Excerpted records:
....................

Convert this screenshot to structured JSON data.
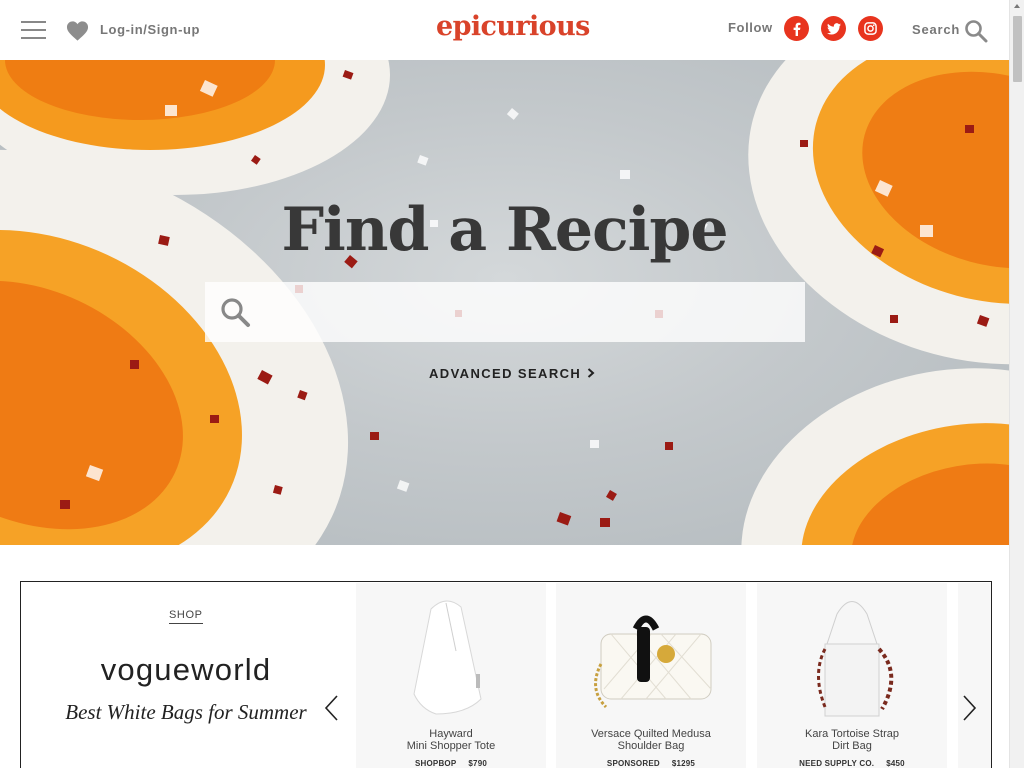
{
  "header": {
    "login_label": "Log-in/Sign-up",
    "logo_text": "epicurious",
    "follow_label": "Follow",
    "social": [
      {
        "name": "facebook",
        "glyph": "f"
      },
      {
        "name": "twitter",
        "glyph": "t"
      },
      {
        "name": "instagram",
        "glyph": "ig"
      }
    ],
    "search_label": "Search"
  },
  "hero": {
    "title": "Find a Recipe",
    "search_value": "",
    "search_placeholder": "",
    "advanced_search_label": "ADVANCED SEARCH",
    "advanced_search_chevron": ">"
  },
  "shop": {
    "label": "SHOP",
    "brand": "vogueworld",
    "subtitle": "Best White Bags for Summer",
    "products": [
      {
        "name_line1": "Hayward",
        "name_line2": "Mini Shopper Tote",
        "seller": "SHOPBOP",
        "price": "$790"
      },
      {
        "name_line1": "Versace Quilted Medusa",
        "name_line2": "Shoulder Bag",
        "seller": "SPONSORED",
        "price": "$1295"
      },
      {
        "name_line1": "Kara Tortoise Strap",
        "name_line2": "Dirt Bag",
        "seller": "NEED SUPPLY CO.",
        "price": "$450"
      }
    ]
  },
  "colors": {
    "brand_red": "#d9432a",
    "social_red": "#e8341e"
  },
  "icons": [
    "menu-icon",
    "heart-icon",
    "facebook-icon",
    "twitter-icon",
    "instagram-icon",
    "search-icon",
    "chevron-right-icon",
    "chevron-left-icon"
  ]
}
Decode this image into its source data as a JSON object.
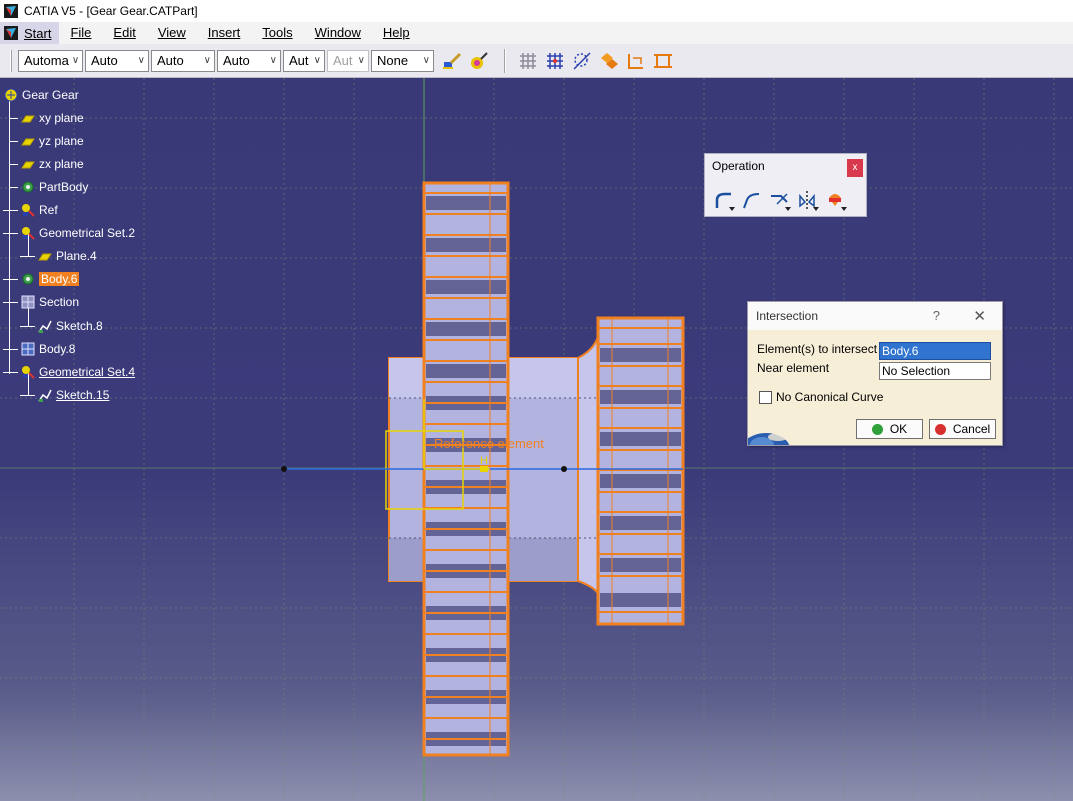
{
  "window": {
    "title": "CATIA V5 - [Gear Gear.CATPart]"
  },
  "menu": {
    "start": "Start",
    "items": [
      "File",
      "Edit",
      "View",
      "Insert",
      "Tools",
      "Window",
      "Help"
    ]
  },
  "toolbar": {
    "combos": [
      "Automa",
      "Auto",
      "Auto",
      "Auto",
      "Aut",
      "Aut",
      "None"
    ]
  },
  "tree": {
    "root": "Gear Gear",
    "nodes": [
      "xy plane",
      "yz plane",
      "zx plane",
      "PartBody",
      "Ref",
      "Geometrical Set.2",
      "Plane.4",
      "Body.6",
      "Section",
      "Sketch.8",
      "Body.8",
      "Geometrical Set.4",
      "Sketch.15"
    ]
  },
  "viewport": {
    "annotation": "Reference element",
    "axis_label": "H"
  },
  "operation_toolbar": {
    "title": "Operation",
    "close": "x"
  },
  "intersection_dialog": {
    "title": "Intersection",
    "help": "?",
    "close": "✕",
    "elements_label": "Element(s) to intersect",
    "elements_value": "Body.6",
    "near_label": "Near element",
    "near_value": "No Selection",
    "no_canonical_label": "No Canonical Curve",
    "no_canonical_checked": false,
    "ok_label": "OK",
    "cancel_label": "Cancel"
  },
  "colors": {
    "viewport_bg": "#3b3a78",
    "selection_orange": "#f08020",
    "part_body": "#b3b3e0"
  }
}
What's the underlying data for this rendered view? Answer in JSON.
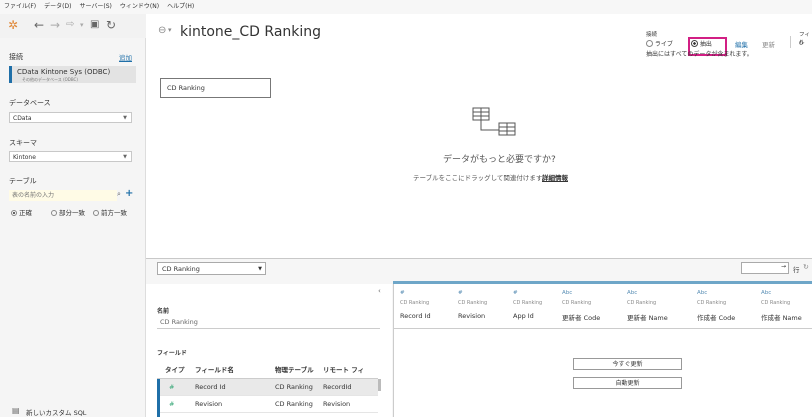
{
  "menu": [
    "ファイル(F)",
    "データ(D)",
    "サーバー(S)",
    "ウィンドウ(N)",
    "ヘルプ(H)"
  ],
  "sidebar": {
    "connections_title": "接続",
    "add_link": "追加",
    "connection_name": "CData Kintone Sys (ODBC)",
    "connection_sub": "その他のデータベース (ODBC)",
    "database_title": "データベース",
    "database_value": "CData",
    "schema_title": "スキーマ",
    "schema_value": "Kintone",
    "table_title": "テーブル",
    "table_search_placeholder": "表の名前の入力",
    "match_options": [
      "正確",
      "部分一致",
      "前方一致"
    ],
    "new_custom_sql": "新しいカスタム SQL"
  },
  "canvas": {
    "title": "kintone_CD Ranking",
    "connection_label": "接続",
    "live": "ライブ",
    "extract": "抽出",
    "edit": "編集",
    "refresh": "更新",
    "extract_note": "抽出にはすべてのデータが含まれます。",
    "filter_label": "フィル",
    "filter_count": "0",
    "table_box": "CD Ranking",
    "need_more": "データがもっと必要ですか?",
    "drag_hint": "テーブルをここにドラッグして関連付けます。",
    "details_link": "詳細情報"
  },
  "bottom": {
    "table_select": "CD Ranking",
    "rows_label": "行",
    "meta_name_label": "名前",
    "meta_name_value": "CD Ranking",
    "fields_label": "フィールド",
    "field_headers": [
      "タイプ",
      "フィールド名",
      "物理テーブル",
      "リモート フィー..."
    ],
    "fields": [
      {
        "type": "#",
        "name": "Record Id",
        "table": "CD Ranking",
        "remote": "RecordId"
      },
      {
        "type": "#",
        "name": "Revision",
        "table": "CD Ranking",
        "remote": "Revision"
      }
    ],
    "columns": [
      {
        "type": "#",
        "source": "CD Ranking",
        "name": "Record Id"
      },
      {
        "type": "#",
        "source": "CD Ranking",
        "name": "Revision"
      },
      {
        "type": "#",
        "source": "CD Ranking",
        "name": "App Id"
      },
      {
        "type": "Abc",
        "source": "CD Ranking",
        "name": "更新者 Code"
      },
      {
        "type": "Abc",
        "source": "CD Ranking",
        "name": "更新者 Name"
      },
      {
        "type": "Abc",
        "source": "CD Ranking",
        "name": "作成者 Code"
      },
      {
        "type": "Abc",
        "source": "CD Ranking",
        "name": "作成者 Name"
      }
    ],
    "update_now": "今すぐ更新",
    "auto_update": "自動更新"
  }
}
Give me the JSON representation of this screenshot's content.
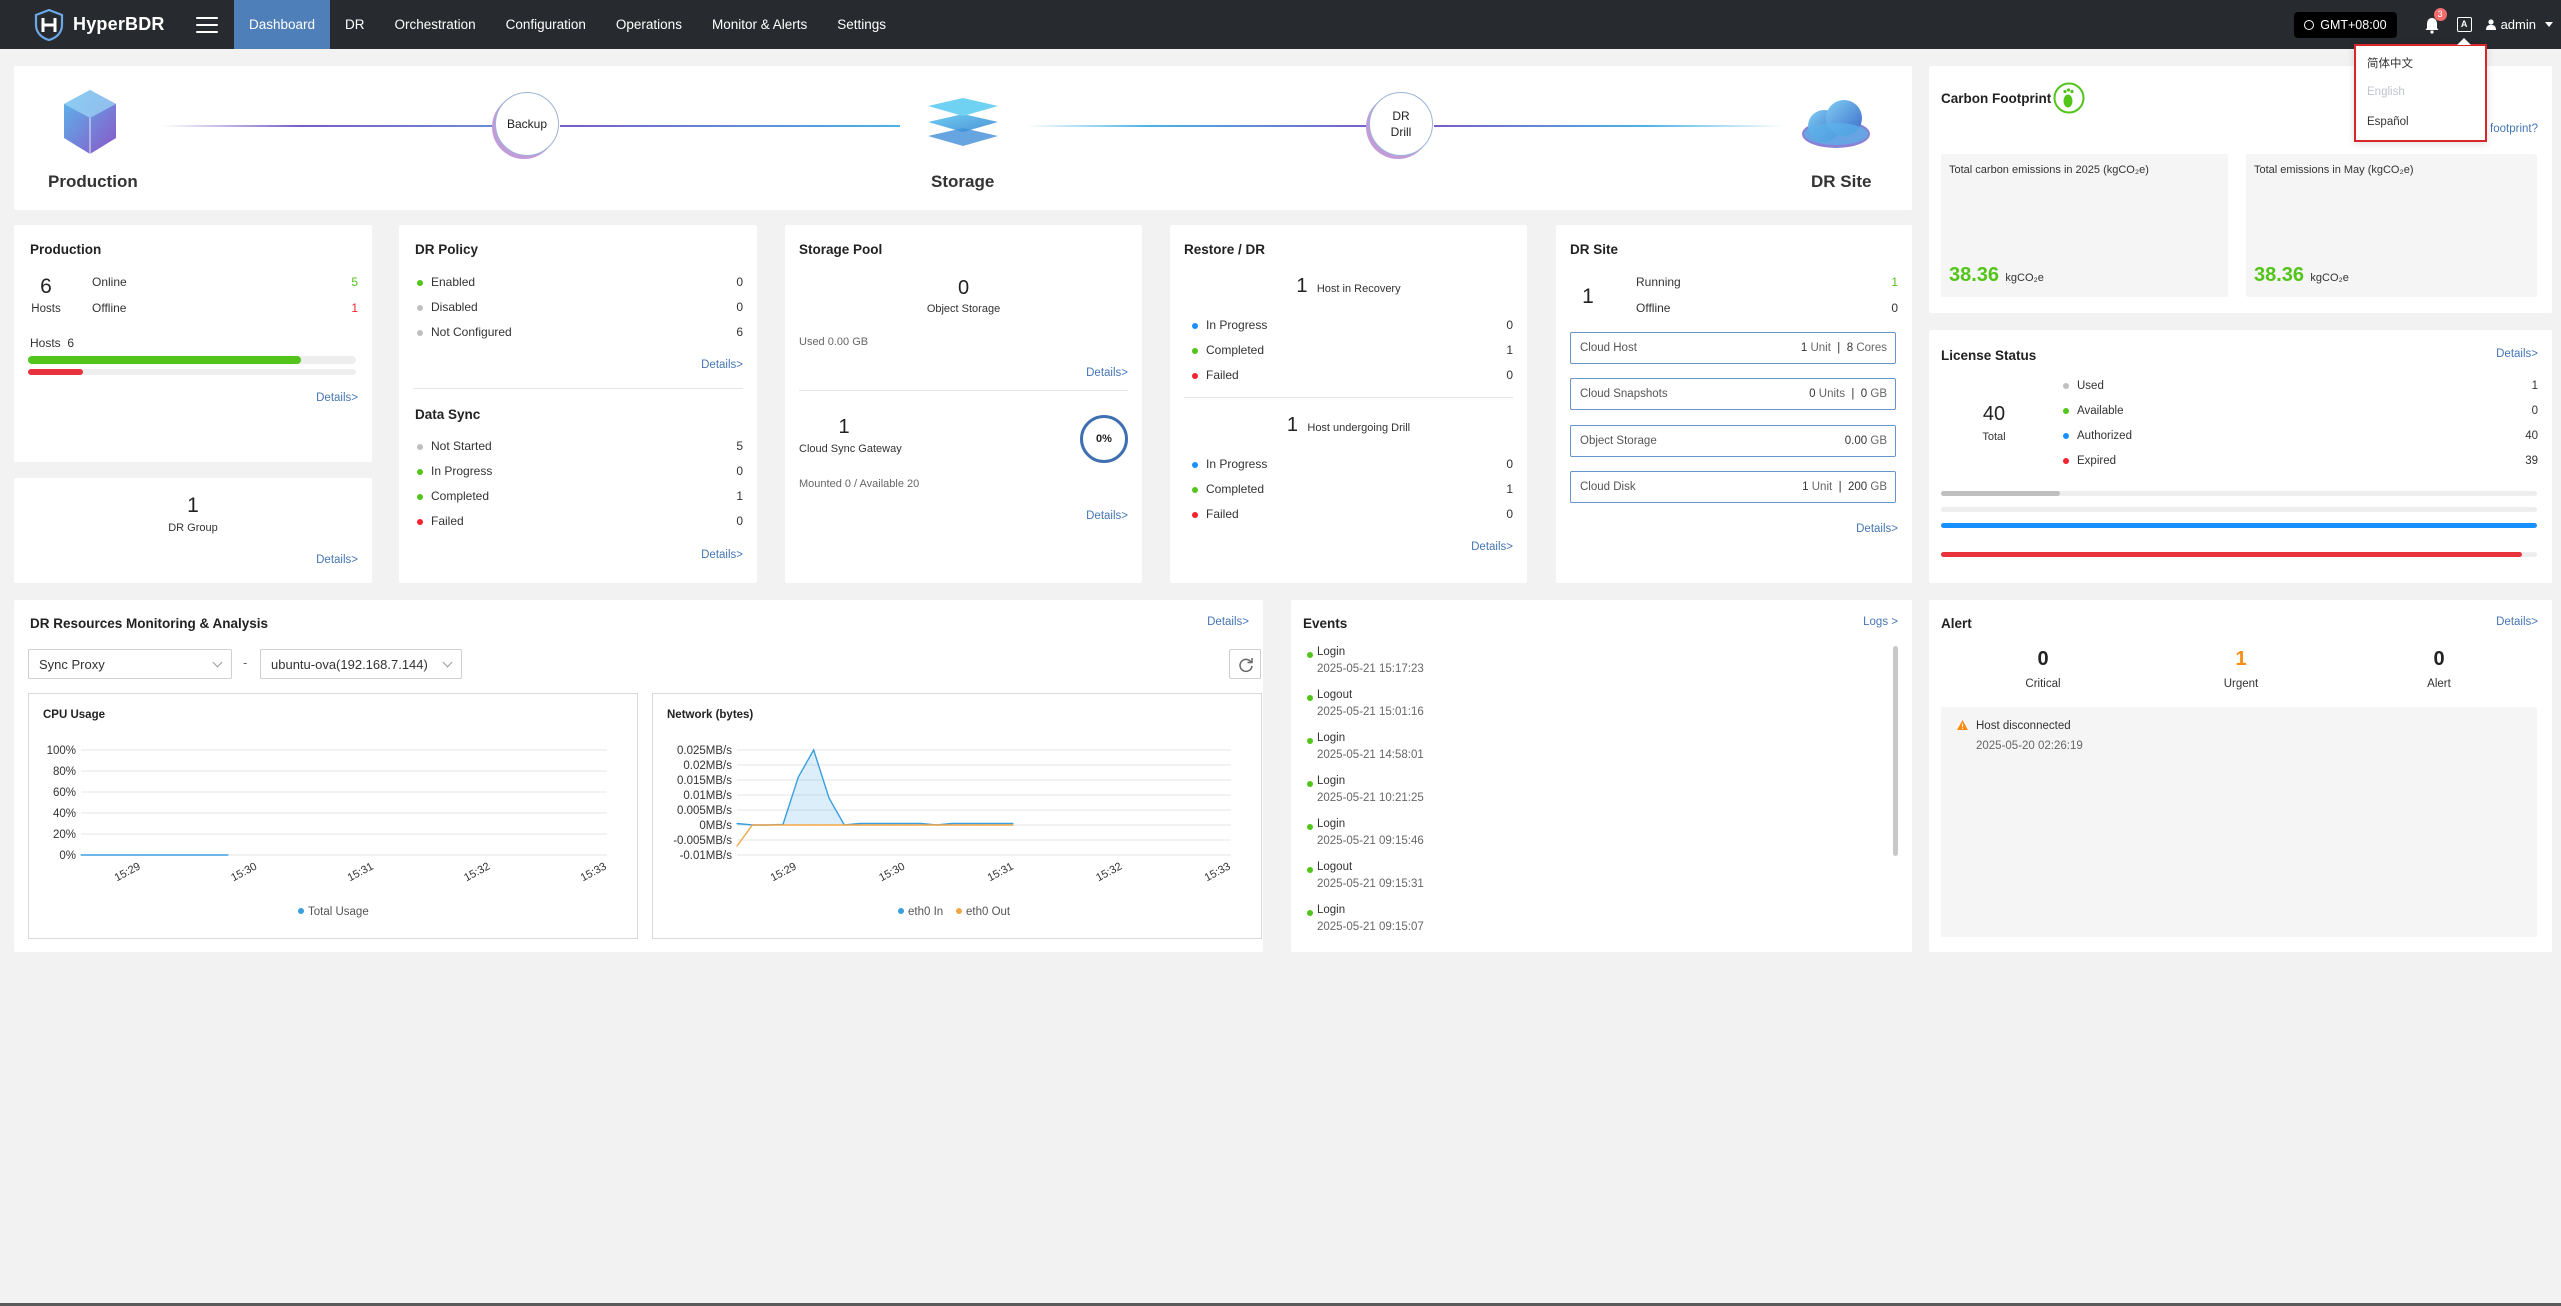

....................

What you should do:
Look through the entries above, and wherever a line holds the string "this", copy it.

Expected output:
Convert this screenshot to structured JSON data.
Decode this image into its source data as a JSON object.
What's the underlying data for this rendered view? Answer in JSON.
Give me the JSON representation of this screenshot's content.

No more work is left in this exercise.